WORK REQUIRED: Exactness is required throughout. Return every record once more.

====

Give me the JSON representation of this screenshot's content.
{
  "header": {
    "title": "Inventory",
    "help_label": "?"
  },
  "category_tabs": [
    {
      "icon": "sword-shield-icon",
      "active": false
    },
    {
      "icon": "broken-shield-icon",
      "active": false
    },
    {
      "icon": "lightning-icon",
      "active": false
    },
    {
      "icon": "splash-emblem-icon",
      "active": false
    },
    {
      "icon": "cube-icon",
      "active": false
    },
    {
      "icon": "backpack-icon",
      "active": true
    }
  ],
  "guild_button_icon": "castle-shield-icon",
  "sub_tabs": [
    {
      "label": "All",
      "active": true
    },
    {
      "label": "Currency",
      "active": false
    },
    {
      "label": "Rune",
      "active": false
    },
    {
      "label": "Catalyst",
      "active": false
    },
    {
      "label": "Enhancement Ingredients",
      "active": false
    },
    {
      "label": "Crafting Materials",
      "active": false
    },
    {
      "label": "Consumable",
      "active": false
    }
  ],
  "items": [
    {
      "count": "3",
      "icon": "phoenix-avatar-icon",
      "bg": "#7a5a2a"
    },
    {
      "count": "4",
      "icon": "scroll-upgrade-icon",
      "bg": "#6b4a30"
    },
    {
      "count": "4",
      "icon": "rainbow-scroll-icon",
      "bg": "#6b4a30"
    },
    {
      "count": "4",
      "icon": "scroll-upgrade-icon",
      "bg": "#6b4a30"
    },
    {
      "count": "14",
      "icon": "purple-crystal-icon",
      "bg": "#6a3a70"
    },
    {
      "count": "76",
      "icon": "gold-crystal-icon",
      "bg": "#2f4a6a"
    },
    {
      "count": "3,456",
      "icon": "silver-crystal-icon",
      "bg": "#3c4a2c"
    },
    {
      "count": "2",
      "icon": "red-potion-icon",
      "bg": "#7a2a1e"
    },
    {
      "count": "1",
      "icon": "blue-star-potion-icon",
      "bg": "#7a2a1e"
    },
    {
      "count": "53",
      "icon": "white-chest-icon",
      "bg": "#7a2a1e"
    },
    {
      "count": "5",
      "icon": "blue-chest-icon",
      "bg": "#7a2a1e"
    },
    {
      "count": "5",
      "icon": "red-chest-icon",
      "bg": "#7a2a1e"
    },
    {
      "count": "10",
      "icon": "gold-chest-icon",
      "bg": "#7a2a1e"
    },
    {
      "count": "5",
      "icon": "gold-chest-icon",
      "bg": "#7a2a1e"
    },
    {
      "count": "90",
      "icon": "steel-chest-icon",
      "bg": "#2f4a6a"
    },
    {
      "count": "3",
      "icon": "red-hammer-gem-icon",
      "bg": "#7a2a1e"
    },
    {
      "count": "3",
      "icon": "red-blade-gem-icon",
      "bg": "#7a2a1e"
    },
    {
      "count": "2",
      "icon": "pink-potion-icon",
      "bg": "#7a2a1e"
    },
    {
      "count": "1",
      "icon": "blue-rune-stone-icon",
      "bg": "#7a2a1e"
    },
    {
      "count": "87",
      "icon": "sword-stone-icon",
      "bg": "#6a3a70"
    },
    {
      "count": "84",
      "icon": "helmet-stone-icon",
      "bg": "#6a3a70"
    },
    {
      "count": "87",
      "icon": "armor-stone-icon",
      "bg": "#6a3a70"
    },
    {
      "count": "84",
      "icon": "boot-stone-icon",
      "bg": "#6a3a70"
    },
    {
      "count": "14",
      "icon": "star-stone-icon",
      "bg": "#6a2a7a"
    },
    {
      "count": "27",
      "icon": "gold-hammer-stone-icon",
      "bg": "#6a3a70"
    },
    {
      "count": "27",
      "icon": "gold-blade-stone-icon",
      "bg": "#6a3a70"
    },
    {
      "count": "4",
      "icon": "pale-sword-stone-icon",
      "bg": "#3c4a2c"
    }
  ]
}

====

RESULT OF THE TASK:
Give me the JSON representation of this screenshot's content.
{
  "header": {
    "title": "Inventory",
    "help_label": "?"
  },
  "category_tabs": [
    {
      "icon": "sword-shield-icon",
      "active": false
    },
    {
      "icon": "broken-shield-icon",
      "active": false
    },
    {
      "icon": "lightning-icon",
      "active": false
    },
    {
      "icon": "splash-emblem-icon",
      "active": false
    },
    {
      "icon": "cube-icon",
      "active": false
    },
    {
      "icon": "backpack-icon",
      "active": true
    }
  ],
  "guild_button_icon": "castle-shield-icon",
  "sub_tabs": [
    {
      "label": "All",
      "active": true
    },
    {
      "label": "Currency",
      "active": false
    },
    {
      "label": "Rune",
      "active": false
    },
    {
      "label": "Catalyst",
      "active": false
    },
    {
      "label": "Enhancement Ingredients",
      "active": false
    },
    {
      "label": "Crafting Materials",
      "active": false
    },
    {
      "label": "Consumable",
      "active": false
    }
  ],
  "items": [
    {
      "count": "3",
      "icon": "phoenix-avatar-icon",
      "bg": "#7a5a2a"
    },
    {
      "count": "4",
      "icon": "scroll-upgrade-icon",
      "bg": "#6b4a30"
    },
    {
      "count": "4",
      "icon": "rainbow-scroll-icon",
      "bg": "#6b4a30"
    },
    {
      "count": "4",
      "icon": "scroll-upgrade-icon",
      "bg": "#6b4a30"
    },
    {
      "count": "14",
      "icon": "purple-crystal-icon",
      "bg": "#6a3a70"
    },
    {
      "count": "76",
      "icon": "gold-crystal-icon",
      "bg": "#2f4a6a"
    },
    {
      "count": "3,456",
      "icon": "silver-crystal-icon",
      "bg": "#3c4a2c"
    },
    {
      "count": "2",
      "icon": "red-potion-icon",
      "bg": "#7a2a1e"
    },
    {
      "count": "1",
      "icon": "blue-star-potion-icon",
      "bg": "#7a2a1e"
    },
    {
      "count": "53",
      "icon": "white-chest-icon",
      "bg": "#7a2a1e"
    },
    {
      "count": "5",
      "icon": "blue-chest-icon",
      "bg": "#7a2a1e"
    },
    {
      "count": "5",
      "icon": "red-chest-icon",
      "bg": "#7a2a1e"
    },
    {
      "count": "10",
      "icon": "gold-chest-icon",
      "bg": "#7a2a1e"
    },
    {
      "count": "5",
      "icon": "gold-chest-icon",
      "bg": "#7a2a1e"
    },
    {
      "count": "90",
      "icon": "steel-chest-icon",
      "bg": "#2f4a6a"
    },
    {
      "count": "3",
      "icon": "red-hammer-gem-icon",
      "bg": "#7a2a1e"
    },
    {
      "count": "3",
      "icon": "red-blade-gem-icon",
      "bg": "#7a2a1e"
    },
    {
      "count": "2",
      "icon": "pink-potion-icon",
      "bg": "#7a2a1e"
    },
    {
      "count": "1",
      "icon": "blue-rune-stone-icon",
      "bg": "#7a2a1e"
    },
    {
      "count": "87",
      "icon": "sword-stone-icon",
      "bg": "#6a3a70"
    },
    {
      "count": "84",
      "icon": "helmet-stone-icon",
      "bg": "#6a3a70"
    },
    {
      "count": "87",
      "icon": "armor-stone-icon",
      "bg": "#6a3a70"
    },
    {
      "count": "84",
      "icon": "boot-stone-icon",
      "bg": "#6a3a70"
    },
    {
      "count": "14",
      "icon": "star-stone-icon",
      "bg": "#6a2a7a"
    },
    {
      "count": "27",
      "icon": "gold-hammer-stone-icon",
      "bg": "#6a3a70"
    },
    {
      "count": "27",
      "icon": "gold-blade-stone-icon",
      "bg": "#6a3a70"
    },
    {
      "count": "4",
      "icon": "pale-sword-stone-icon",
      "bg": "#3c4a2c"
    }
  ]
}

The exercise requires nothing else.